They will be sharing their residency experience and artistic processes in a weekend of free workshops and an exhibition of their work at Victoria Baths during the Swim for Restoration event on 7th and 8th September. 

Art in Manchester
Six Feet Deep =- Victoria Baths

The artists have responded to the social history, architecture and former and current uses of the Victoria Baths. Their works will include painting, drawings, performance, film and print.

‘No time like the present’ free drop-in workshop sessions

The artists will share their artistic responses and experiences with visitors, swimmers and spectators during the weekend’s event and guide them in creating a micro residency of their own.This might involve making a short film or audio art piece in one of three workshops; joining a free drop in drawing and collage session, or responding to the building in one of our 20 Six Feet Deep sketchbooks, kindly supplied by Jackson’s Art Supplies.

The exhibition and free drop in drawing and collage sessions willbe going on throughout the weekend from 11am-4pm.  Two film-making workshops and one audio art workshop will also be taking place.  These are suitable for over 11’s and cost £2 per person, booking details can be found on the Victoria Baths website


Reminder: Jenny Steele’s new exhibition at Georges Dock in Liverpool starts next week.

The Maiden Voyage by Jenny Steele

8 – 22 September 2019

The Maiden Voyage Balustrade – Jenny Steele

VENUE: Georges Dock Plaza, Georges Dock Building, Pier Head, Liverpool L3 1DD

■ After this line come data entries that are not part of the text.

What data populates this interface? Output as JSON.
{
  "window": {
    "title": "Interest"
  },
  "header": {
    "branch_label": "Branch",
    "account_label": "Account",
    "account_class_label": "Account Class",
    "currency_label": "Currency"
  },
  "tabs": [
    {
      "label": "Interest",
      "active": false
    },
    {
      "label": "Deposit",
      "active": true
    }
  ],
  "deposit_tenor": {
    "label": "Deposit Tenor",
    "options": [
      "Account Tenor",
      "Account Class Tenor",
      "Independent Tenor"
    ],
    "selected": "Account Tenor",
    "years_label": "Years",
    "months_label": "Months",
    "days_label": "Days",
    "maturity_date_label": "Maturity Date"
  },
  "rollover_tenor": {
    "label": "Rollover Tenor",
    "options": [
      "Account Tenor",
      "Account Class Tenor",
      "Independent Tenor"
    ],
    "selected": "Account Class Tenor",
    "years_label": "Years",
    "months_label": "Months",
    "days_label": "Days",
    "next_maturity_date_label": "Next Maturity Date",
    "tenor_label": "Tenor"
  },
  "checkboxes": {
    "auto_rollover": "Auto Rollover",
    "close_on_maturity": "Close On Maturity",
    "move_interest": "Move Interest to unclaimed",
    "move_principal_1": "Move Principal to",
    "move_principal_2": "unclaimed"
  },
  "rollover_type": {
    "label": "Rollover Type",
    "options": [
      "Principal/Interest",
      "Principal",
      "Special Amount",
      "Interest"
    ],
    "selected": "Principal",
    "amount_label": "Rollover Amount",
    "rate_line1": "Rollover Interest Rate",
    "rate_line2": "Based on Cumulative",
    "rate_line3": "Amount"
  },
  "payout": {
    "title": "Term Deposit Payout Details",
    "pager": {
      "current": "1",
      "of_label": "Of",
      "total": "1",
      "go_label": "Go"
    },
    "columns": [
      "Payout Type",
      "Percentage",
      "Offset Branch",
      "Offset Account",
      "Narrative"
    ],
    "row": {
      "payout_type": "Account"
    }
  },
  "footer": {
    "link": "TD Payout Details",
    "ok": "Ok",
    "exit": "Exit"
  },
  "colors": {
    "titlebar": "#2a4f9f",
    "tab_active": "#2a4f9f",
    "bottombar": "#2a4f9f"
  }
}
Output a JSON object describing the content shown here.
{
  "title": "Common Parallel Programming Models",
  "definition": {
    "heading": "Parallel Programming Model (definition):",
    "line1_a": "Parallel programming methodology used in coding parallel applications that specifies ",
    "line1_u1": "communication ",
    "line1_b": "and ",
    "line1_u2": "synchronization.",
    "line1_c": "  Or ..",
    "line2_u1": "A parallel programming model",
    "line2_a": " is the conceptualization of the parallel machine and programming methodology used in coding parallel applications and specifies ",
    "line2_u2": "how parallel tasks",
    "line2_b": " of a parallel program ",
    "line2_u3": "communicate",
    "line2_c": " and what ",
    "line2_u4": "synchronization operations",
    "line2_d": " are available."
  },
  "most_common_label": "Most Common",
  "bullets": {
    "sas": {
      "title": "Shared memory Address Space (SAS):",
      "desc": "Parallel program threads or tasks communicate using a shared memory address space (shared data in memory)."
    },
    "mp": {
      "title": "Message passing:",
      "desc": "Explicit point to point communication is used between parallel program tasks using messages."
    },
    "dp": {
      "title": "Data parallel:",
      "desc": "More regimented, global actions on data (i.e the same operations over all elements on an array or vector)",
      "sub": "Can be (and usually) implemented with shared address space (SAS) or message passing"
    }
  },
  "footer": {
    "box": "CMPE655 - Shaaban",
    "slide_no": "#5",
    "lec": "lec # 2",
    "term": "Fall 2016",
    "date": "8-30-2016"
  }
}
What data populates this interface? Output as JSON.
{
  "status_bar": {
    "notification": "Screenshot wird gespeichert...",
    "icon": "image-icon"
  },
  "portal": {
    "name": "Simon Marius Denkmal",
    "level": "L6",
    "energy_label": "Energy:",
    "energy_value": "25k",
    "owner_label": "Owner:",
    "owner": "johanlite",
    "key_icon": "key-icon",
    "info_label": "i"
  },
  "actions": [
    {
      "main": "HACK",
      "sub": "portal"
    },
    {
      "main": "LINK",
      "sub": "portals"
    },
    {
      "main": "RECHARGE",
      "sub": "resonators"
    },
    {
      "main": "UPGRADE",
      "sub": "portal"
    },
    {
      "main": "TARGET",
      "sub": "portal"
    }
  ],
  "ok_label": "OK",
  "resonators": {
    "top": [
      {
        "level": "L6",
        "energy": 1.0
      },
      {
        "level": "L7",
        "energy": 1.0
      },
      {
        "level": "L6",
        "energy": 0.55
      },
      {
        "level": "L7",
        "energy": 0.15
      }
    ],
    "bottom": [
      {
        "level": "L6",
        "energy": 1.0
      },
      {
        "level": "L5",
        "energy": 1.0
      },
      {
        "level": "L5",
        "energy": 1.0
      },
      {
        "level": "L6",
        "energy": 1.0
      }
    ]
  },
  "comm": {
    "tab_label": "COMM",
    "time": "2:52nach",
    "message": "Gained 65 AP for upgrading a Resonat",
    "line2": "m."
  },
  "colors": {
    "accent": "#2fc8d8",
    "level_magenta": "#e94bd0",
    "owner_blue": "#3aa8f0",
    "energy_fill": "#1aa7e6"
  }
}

Artist Jenny Steele will unveil a bold new site-specific installation on Liverpool’s Georges Dock Plaza that will highlight Liverpool’s historically important transatlantic links to North America.

Rockefeller and Cunard – Jenney Steele

The Maiden Voyage is a new site-specific installation and dance work that has developed out of a research-led project by contemporary visual artist Jenny Steele. The Maiden Voyage takes inspiration from to the spread of ‘Art Deco’ modernist architecture across the transatlantic from the United Kingdom to New York during the 1930s, both through the transportation of people and the design and promotional advertising of 1930s transatlantic ocean liners themselves and presented at Georges Dock Plaza, by the Grade II-listed Georges Dock – Ventilation Station and Combined Control Centre for the Mersey Tunnels.